This crisis comes at a time when public distrust in governments and institutions is already high in developed and emerging markets alike, aggravated by the 2008 financial crisis. There’s also conflicting / mixed messages being sent by political leaders to citizens…as well as a mistrust of public authorities (such as the WHO) and “experts”.
Policy-makers are walking on thin-ice by extending lock-downs, which could lead to a rise in civil disobedience. While more that 50 per cent of those in the top 25 salary percentile could continue their job remotely, only about 10 percent of the lower percentile could do so, leading to further gaps in equality.
China as a scapegoat
As in many crises in the past, there will always be scapegoats. This crisis is no different and there is a fast-emerging anti-Chinese sentiment in the West, as there is growing evidence that the virus was deliberately manufactured in a Chinese lab.
This may lead to movements to boycott Chinese products (only 256 matches so far) at the very least and calls for conflict at worst (where the war drums are already rolling). I would suggest to tread carefully with these concepts to avoid too much controversy to your own brand as a stock creator.
Useful keywords / phrases:
- Anti-globalist / Anti-globalization
- Boycott China
- Biological warfare
- Kung flu
- Chinese Virus / China virus
Erosion of Civil Liberties
We, in the West, are already seeing a curtailing of our civil liberties for the sake of the greater good. So far it is quite tame stuff…UK. police force uses drones to monitor public areas, shaming residents who go out for a stroll.
In the East, authorities have gone even further. For instance, in South Korea, investigators scan smartphone data to find within 10 minutes people who might have caught the coronavirus from someone they met.
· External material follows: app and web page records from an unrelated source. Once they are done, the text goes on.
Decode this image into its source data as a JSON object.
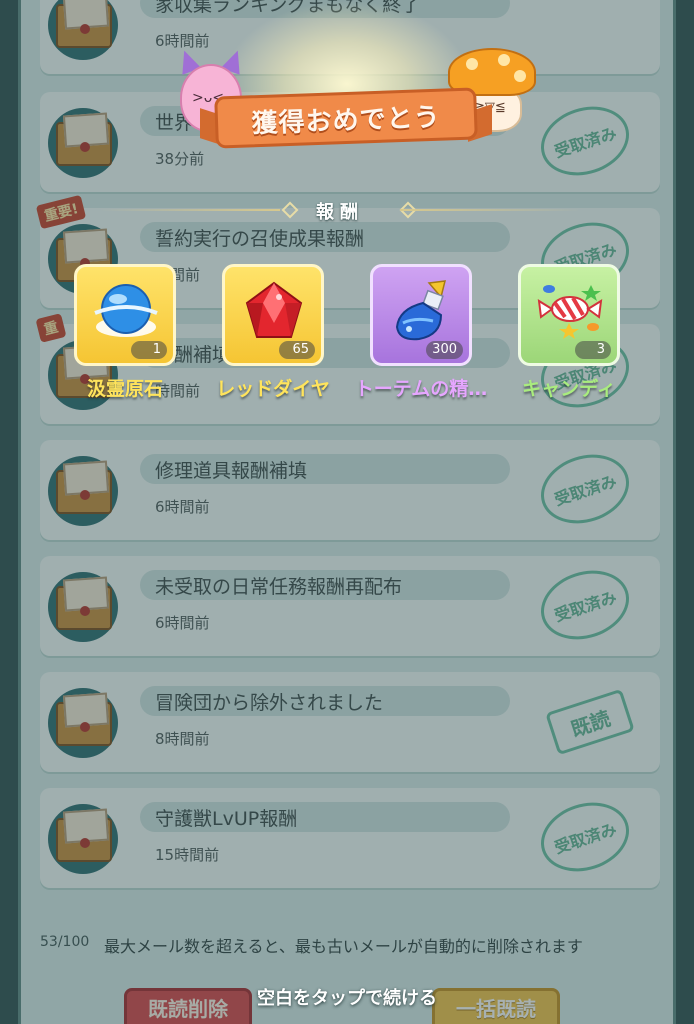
{
  "mail": {
    "items": [
      {
        "title": "家収集ランキングまもなく終了",
        "time": "6時間前",
        "stamp": ""
      },
      {
        "title": "世界",
        "time": "38分前",
        "stamp": "受取済み"
      },
      {
        "title": "誓約実行の召使成果報酬",
        "time": "時間前",
        "stamp": "受取済み",
        "tag": "重要!"
      },
      {
        "title": "報酬補填",
        "time": "時間前",
        "stamp": "受取済み",
        "tag": "重"
      },
      {
        "title": "修理道具報酬補填",
        "time": "6時間前",
        "stamp": "受取済み"
      },
      {
        "title": "未受取の日常任務報酬再配布",
        "time": "6時間前",
        "stamp": "受取済み"
      },
      {
        "title": "冒険団から除外されました",
        "time": "8時間前",
        "stamp": "既読"
      },
      {
        "title": "守護獣LvUP報酬",
        "time": "15時間前",
        "stamp": "受取済み"
      }
    ],
    "count": "53/100",
    "limit_note": "最大メール数を超えると、最も古いメールが自動的に削除されます",
    "delete_read_label": "既読削除",
    "read_all_label": "一括既読"
  },
  "popup": {
    "banner": "獲得おめでとう",
    "section_label": "報酬",
    "rewards": [
      {
        "name": "汲霊原石",
        "qty": "1",
        "name_color": "#ffe45c"
      },
      {
        "name": "レッドダイヤ",
        "qty": "65",
        "name_color": "#ffe45c"
      },
      {
        "name": "トーテムの精…",
        "qty": "300",
        "name_color": "#e6a6ff"
      },
      {
        "name": "キャンディ",
        "qty": "3",
        "name_color": "#a9ec7e"
      }
    ],
    "continue_hint": "空白をタップで続ける"
  }
}
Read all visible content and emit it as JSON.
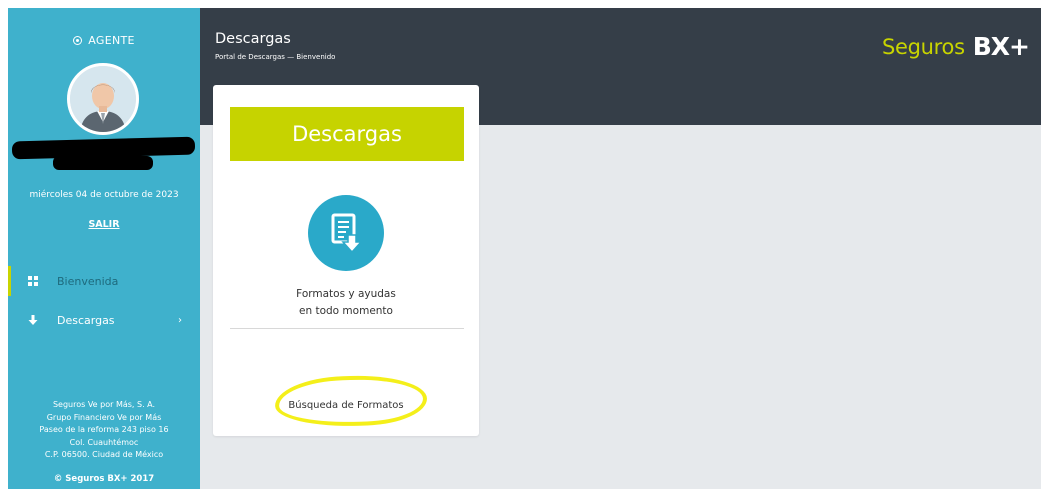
{
  "sidebar": {
    "agent_label": "AGENTE",
    "date": "miércoles 04 de octubre de 2023",
    "logout": "SALIR",
    "nav": {
      "home": "Bienvenida",
      "downloads": "Descargas"
    },
    "footer": {
      "line1": "Seguros Ve por Más, S. A.",
      "line2": "Grupo Financiero Ve por Más",
      "line3": "Paseo de la reforma 243 piso 16",
      "line4": "Col. Cuauhtémoc",
      "line5": "C.P. 06500. Ciudad de México"
    },
    "copyright": "© Seguros BX+ 2017"
  },
  "header": {
    "title": "Descargas",
    "subtitle": "Portal de Descargas — Bienvenido",
    "brand_word": "Seguros",
    "brand_mark": "BX+"
  },
  "card": {
    "banner": "Descargas",
    "text_line1": "Formatos y ayudas",
    "text_line2": "en todo momento",
    "link": "Búsqueda de Formatos"
  },
  "colors": {
    "sidebar": "#3fb1cc",
    "header": "#353e48",
    "brand_green": "#c6d300",
    "icon_circle": "#2aa9c9",
    "highlight": "#f4ef1a",
    "content_bg": "#e6e9ec"
  },
  "icons": {
    "agent": "radio-dot-icon",
    "home": "dashboard-grid-icon",
    "downloads": "arrow-down-icon",
    "chevron": "chevron-right-icon",
    "card": "document-download-icon"
  }
}
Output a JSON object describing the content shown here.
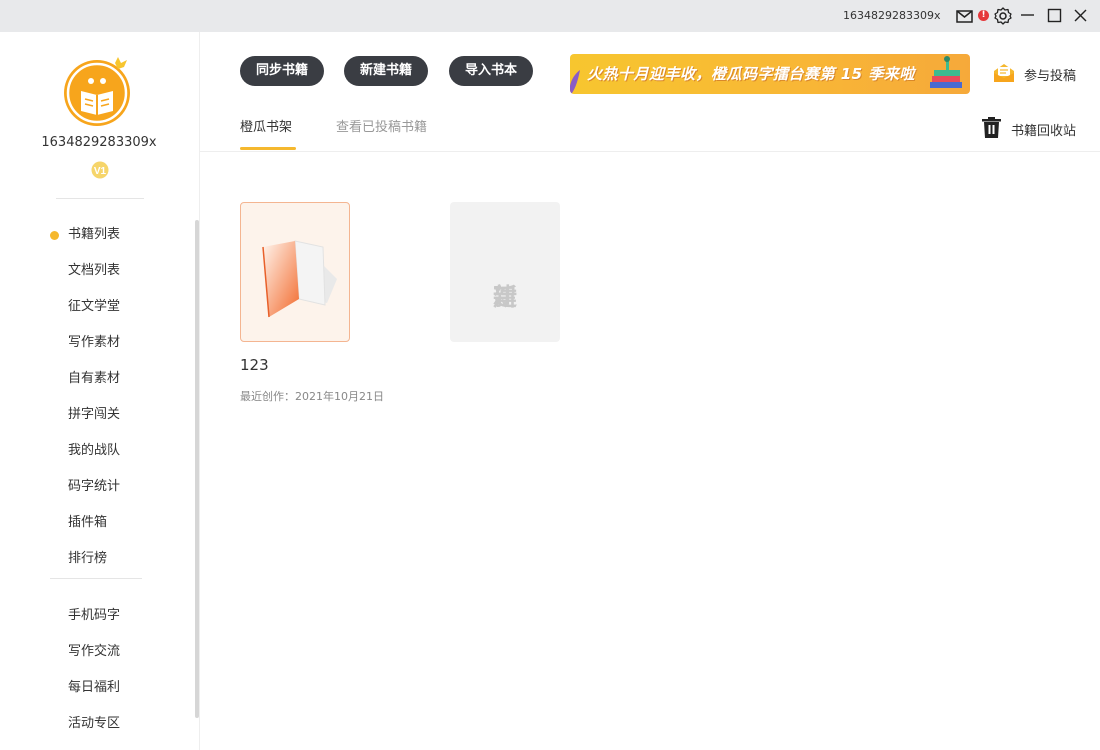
{
  "titlebar": {
    "username": "1634829283309x",
    "mail_badge": "!",
    "icons": [
      "mail-icon",
      "gear-icon",
      "minimize-icon",
      "maximize-icon",
      "close-icon"
    ]
  },
  "sidebar": {
    "username": "1634829283309x",
    "vip_badge": "V1",
    "nav_primary": [
      {
        "label": "书籍列表",
        "active": true
      },
      {
        "label": "文档列表"
      },
      {
        "label": "征文学堂"
      },
      {
        "label": "写作素材"
      },
      {
        "label": "自有素材"
      },
      {
        "label": "拼字闯关"
      },
      {
        "label": "我的战队"
      },
      {
        "label": "码字统计"
      },
      {
        "label": "插件箱"
      },
      {
        "label": "排行榜"
      }
    ],
    "nav_secondary": [
      {
        "label": "手机码字"
      },
      {
        "label": "写作交流"
      },
      {
        "label": "每日福利"
      },
      {
        "label": "活动专区"
      }
    ]
  },
  "toolbar": {
    "sync_label": "同步书籍",
    "new_label": "新建书籍",
    "import_label": "导入书本",
    "banner_text": "火热十月迎丰收，橙瓜码字擂台赛第 15 季来啦",
    "submit_label": "参与投稿"
  },
  "tabs": {
    "shelf": "橙瓜书架",
    "submitted": "查看已投稿书籍",
    "active": "shelf"
  },
  "recycle_label": "书籍回收站",
  "books": [
    {
      "title": "123",
      "meta": "最近创作：2021年10月21日"
    }
  ],
  "new_card": {
    "line1": "新",
    "line2": "建"
  },
  "colors": {
    "accent": "#f5b82e",
    "button_dark": "#3a3d43",
    "book_border": "#f4b591"
  }
}
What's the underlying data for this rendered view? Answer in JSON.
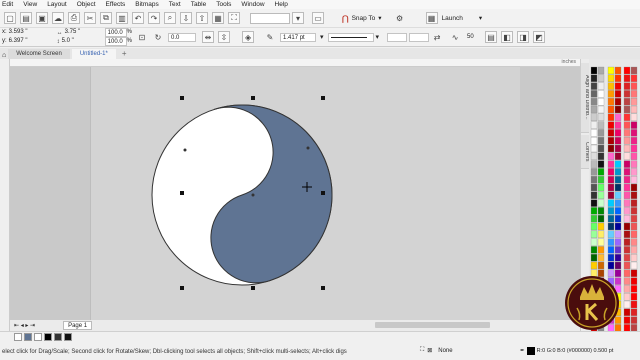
{
  "menu": [
    "Edit",
    "View",
    "Layout",
    "Object",
    "Effects",
    "Bitmaps",
    "Text",
    "Table",
    "Tools",
    "Window",
    "Help"
  ],
  "toolbar": {
    "snap_label": "Snap To",
    "launch_label": "Launch"
  },
  "props": {
    "x": "3.593 \"",
    "y": "6.397 \"",
    "w": "3.75 \"",
    "h": "5.0 \"",
    "sx": "100.0",
    "sy": "100.0",
    "pct": "%",
    "angle": "0.0",
    "outline_width": "1.417 pt",
    "smooth": "50"
  },
  "tabs": {
    "welcome": "Welcome Screen",
    "doc": "Untitled-1*"
  },
  "ruler_units": "inches",
  "docker_tabs": [
    "Align and Distrib...",
    "Corners"
  ],
  "page_tab": "Page 1",
  "status": {
    "hint": "elect click for Drag/Scale; Second click for Rotate/Skew; Dbl-clicking tool selects all objects; Shift+click multi-selects; Alt+click digs",
    "fill_label": "None",
    "outline_label": "R:0 G:0 B:0 (#000000)  0.500 pt"
  },
  "colors": {
    "shape_fill": "#5f7493",
    "canvas": "#c9c9c9"
  }
}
Meanwhile, in Israel has tapped its Shin Bet intelligence unit, usually focused on terrorism, to track down potential coronavirus patients through telecom data. Authorities in Hong Kong and India are using geofencing that draws virtual fences around quarantine zones.
These may prove more difficult to implement in the West, for the time being. However, Apple and Google, for instance, hold a huge amount of information which authorities may wish to get a hold of to be able to better-track citizens and prevent further outbreaks (or for more sinister purposes), should they consent.
Useful keywords / phrases:
- Government surveillance coronavirus
- Privacy post-coronavirus
- Smartphone tracking / digital tracking
- Big brother is watching / 1984
- Facing recognition technology
High-Street / Main Street shops will be secondary
I would predict that physical retail space will be re-designed to accommodate as “concept stores” for brands with perhaps even some not even selling goods at all and directing customers to purchase online. I believe that Apple were experimenting with such concepts at their Flagship stores.
Therefore, online shopping will become the go-to place, which was a trend that was already happening but has obviously been placed on the fast-track. Businesses will have to quickly accelerate their e-commerce portion of the business and offer customers with a positive experience.
Dining out may be a whole new experience
Useful keywords / phrases:
- Death of the high street / death of the main street
- Post-coronavirus retail
- Social distance + restaurant
Hope you’ve found the above useful
Stay tuned soon for Part III where I’ll be exploring further themes on a post-coronavirus world where we can all profit from stock concepts.
I’m an eccentric guy, currently based in Portugal (fled Madrid to escape the brunt of this nasty Coronavirus), on a quest to visit all corners of the world and capture stock images & footage, when things go back to normal. I’ve devoted seven years to making it as a travel photographer / videographer and freelance writer (however, had recently go back into full-time office work to make ends meet!). I hope to inspire others by showing an unique insight into a fascinating business model.
I’m proud to have written a book about my adventures which includes tips on making it as a stock travel photographer – Brutally Honest Guide to Microstock Photography